On Sunday night (July 21), the planet Venus passes just north of the bright star Regulus in Leo.
Credit: Starry Night Software

July has been full of encounters between astronomical objects, and the action continues this weekend with three different planets taking center stage.

The moon and the star Spica have already lined up this month, as have Mars and the star cluster Messier 35. Now Venus is set to dance with the bright star Regulus on Sunday evening (July 21), while Mars and Jupiter have a date the following morning.

This Sunday, look for Venus close to Regulus in the western sky just after sunset, in the constellation Leo (The Lion).

Although Regulus is one of the brightest stars in the sky, Venus is far brighter and will thus be much easier to see. Once you spot Venus, look below and to its left to see Regulus. If you’re south of the equator, Regulus will be above and to the left of Venus.
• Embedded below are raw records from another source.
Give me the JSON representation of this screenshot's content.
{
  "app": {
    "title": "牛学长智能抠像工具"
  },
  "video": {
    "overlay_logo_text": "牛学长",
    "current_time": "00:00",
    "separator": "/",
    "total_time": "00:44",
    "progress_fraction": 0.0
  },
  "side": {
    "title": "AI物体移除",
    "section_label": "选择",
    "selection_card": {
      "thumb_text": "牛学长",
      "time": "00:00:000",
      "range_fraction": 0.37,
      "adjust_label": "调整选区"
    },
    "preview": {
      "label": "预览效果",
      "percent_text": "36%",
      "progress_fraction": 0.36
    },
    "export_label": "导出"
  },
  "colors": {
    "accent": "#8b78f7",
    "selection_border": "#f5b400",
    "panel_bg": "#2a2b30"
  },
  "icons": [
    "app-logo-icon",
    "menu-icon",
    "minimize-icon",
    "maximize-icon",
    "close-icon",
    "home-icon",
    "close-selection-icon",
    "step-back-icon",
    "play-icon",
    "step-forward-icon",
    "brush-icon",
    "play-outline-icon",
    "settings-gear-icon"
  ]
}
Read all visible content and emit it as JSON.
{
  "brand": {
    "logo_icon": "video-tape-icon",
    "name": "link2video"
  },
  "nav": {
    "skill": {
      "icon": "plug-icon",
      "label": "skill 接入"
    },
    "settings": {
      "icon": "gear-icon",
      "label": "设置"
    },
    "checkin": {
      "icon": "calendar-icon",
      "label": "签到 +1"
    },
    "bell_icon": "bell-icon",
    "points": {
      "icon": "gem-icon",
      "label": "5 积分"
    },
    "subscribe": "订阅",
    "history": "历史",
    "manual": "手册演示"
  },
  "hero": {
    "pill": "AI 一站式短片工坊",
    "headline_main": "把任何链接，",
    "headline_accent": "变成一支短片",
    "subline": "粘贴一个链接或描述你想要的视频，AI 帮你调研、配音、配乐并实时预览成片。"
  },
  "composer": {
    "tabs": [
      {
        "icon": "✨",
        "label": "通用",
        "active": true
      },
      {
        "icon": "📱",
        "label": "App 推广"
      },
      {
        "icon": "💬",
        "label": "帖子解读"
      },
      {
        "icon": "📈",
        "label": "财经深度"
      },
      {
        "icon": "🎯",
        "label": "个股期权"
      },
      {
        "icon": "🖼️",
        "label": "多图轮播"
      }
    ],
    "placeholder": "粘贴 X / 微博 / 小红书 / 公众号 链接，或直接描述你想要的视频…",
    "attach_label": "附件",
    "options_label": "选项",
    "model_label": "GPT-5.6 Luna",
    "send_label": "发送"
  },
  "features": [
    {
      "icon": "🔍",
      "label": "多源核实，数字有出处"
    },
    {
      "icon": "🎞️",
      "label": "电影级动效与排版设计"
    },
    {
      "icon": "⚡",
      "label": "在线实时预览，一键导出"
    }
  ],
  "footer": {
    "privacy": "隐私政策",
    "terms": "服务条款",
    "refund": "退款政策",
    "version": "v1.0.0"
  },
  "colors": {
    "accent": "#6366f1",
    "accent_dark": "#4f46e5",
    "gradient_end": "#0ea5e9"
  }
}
Later that night, an hour before dawn on Monday (July 22), look in the northeastern sky to see Jupiter and Mars rise together in the constellation Gemini (The Twins). Jupiter will be the brighter of the two planets, with reddish Mars above and to its left. If you’re in the southern hemisphere, Mars will be below and to the left of Jupiter.

If you have access to a telescope, these paired planets will make an interesting sight, with Jupiter accompanied by its four bright Galilean moons — Io, Europa, Ganymede, and Callisto.

An hour before sunrise on Monday (July 22), the planet Mars passes Jupiter.
An hour before sunrise on Monday (July 22), the planet Mars passes Jupiter.
Credit: Starry Night Software

What will be most noticeable is the tremendous difference in size between the two planets. While both are on the far side of the sun, Mars is much closer than Jupiter. Even so, Jupiter will appear more than eight times larger in diameter than the Red Planet.

The planets move relatively slowly compared to the moon, so if you miss these events on Sunday night and Monday morning, try again the following night and morning. You should still get a good show

Editor's note: If you snap an amazing picture of the night sky that you'd like to share for a possible story or image gallery, send photos, comments and your name and location to Managing Editor Tariq Malik at spacephotos@space.com.

This article was provided to SPACE.com by Starry Night Education, the leader in space science curriculum solutions. Follow Starry Night on Twitter @StarryNightEdu.